I had two days of my spring break set aside to write on my novel. I was supposed to start two hours ago, snug in my little coffee shop on this crisp, cold, dreary day. Instead I am at my house waiting for a service man who promised to be by this morning. People suck. Yes, of course, I know that I could be writing here. But I am a creature of habit and a creature made of pure stubbornness. My plan has not had a chance to come to fruition, so I can’t do any part of it. I will wait until he shows or I simply give up and leave. Of course, that doesn’t mean that I can’t blog. Often that helps get me in the right space to write anyway. It also gave me time to do research on strokes for one of the characters in my book, now that was happy reading.
I was just reading the latest entry in my friend’s blog (http://lambentmind.blogspot.com/ [check it out]). His writing is very different than mine, but I often can relate to what he is speaking about. Plus it is just nice to know about his life. This particular entry was about the surreal strangeness of talking to his parents on Easter while they were going through their traditions of which he used to be a part of, and now is not. That strikes me often. How so very different life is that what I thought it would be, how different I am. I have very pleasant memories of church, religion, and all the traditional ‘rituals’ that surrounded me when I was growing up (all except those that constantly had me in terror of hell and forever told me I was wretched and vile, but, you know, nothins’ perfect). I believed in them all. Fervently. I don’t now, at least not in the same way. With the exception of when I hear TB’s teachings, I can’t even handle being in a church service. It all sounds so trite and overdone.
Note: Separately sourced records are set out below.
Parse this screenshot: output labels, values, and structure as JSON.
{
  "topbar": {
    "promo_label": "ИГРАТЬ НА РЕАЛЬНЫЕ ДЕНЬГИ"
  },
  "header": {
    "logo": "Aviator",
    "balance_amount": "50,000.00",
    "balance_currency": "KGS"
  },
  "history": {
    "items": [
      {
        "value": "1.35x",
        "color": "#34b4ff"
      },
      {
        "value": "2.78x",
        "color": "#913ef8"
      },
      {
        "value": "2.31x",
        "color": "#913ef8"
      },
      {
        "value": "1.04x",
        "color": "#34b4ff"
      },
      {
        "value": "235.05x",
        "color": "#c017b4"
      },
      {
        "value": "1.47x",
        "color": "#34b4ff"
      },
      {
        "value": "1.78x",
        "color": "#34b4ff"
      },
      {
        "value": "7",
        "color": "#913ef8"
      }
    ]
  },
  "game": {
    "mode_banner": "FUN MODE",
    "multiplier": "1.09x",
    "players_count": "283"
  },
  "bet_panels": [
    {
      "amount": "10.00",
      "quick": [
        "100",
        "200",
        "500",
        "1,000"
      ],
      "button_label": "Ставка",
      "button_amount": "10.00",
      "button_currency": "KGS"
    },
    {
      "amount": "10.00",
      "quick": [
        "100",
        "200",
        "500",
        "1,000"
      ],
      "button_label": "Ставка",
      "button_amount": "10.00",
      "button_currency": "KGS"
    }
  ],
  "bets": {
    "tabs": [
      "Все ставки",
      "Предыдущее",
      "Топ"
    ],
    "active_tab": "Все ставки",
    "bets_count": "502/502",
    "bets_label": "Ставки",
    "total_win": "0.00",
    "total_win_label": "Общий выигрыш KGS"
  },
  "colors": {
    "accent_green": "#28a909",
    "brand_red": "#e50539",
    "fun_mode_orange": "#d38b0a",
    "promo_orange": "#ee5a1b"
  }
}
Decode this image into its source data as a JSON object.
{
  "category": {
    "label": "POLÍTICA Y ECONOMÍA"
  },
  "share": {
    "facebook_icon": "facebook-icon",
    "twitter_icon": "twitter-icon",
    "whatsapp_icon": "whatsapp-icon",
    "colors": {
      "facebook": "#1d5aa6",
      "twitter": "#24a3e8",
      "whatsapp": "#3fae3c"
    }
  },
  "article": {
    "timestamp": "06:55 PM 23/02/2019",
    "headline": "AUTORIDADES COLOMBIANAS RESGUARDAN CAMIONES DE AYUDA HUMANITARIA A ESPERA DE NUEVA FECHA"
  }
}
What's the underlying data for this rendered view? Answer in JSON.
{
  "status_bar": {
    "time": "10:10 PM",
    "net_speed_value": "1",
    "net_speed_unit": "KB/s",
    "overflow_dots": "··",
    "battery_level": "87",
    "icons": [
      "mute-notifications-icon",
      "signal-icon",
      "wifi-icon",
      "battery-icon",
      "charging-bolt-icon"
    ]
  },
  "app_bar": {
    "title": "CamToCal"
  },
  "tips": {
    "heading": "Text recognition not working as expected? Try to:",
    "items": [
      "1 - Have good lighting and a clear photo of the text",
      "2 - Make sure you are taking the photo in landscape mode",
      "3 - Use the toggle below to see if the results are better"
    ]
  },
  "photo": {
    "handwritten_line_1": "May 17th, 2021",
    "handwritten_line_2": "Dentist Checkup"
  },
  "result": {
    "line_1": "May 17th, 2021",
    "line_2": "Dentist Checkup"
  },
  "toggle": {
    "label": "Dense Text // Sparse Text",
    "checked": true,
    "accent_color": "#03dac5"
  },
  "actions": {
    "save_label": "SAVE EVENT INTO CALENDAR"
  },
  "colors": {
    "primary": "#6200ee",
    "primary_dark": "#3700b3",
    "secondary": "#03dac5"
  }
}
I swear I haven’t heard anything new or truly thought provoking in years in a typical church service. Maybe one of the dangers of going to Christian school for so much of my life and attending church three times a week for twenty years.
Mom was discussing things with me over the phone the other day. We were talking about her love for me (which never ceases to amaze me how much my family really loves me) and about her fear due to the whole gay-vs-Bible thing. I told her, yet again, that I truly am not afraid of hell anymore, and that I don’t believe it is simply because I have suffocated my conscience, and that I still believe in God and love Him. Although I don’t believe He is the same god as He was presented to be from the pulpit and through some parts of the Bible. She confided that with that one exception that she could not picture anyone getting into Heaven if I couldn’t (I am paraphrasing), that she doesn’t know anyone kinder, more loving, etc., etc. She thinks I am better than I am. I only hope to one day really live up to her image of me.
I do miss absolute truth. Knowing things black and white and not having any questions. There was comfort in that, at least a form of it at any rate. Now I read that Bible and so many parts don’t add up. Things I never questioned, now are blaringly either contradictory or repulsive. The little boy who had all the answers who lived with the heat of the fires of hell on his back has grown into a man who has very few (if any) answers who rests comfortably in the belief that he will wallow in paradise.
Black Coffee Tables
2 years ago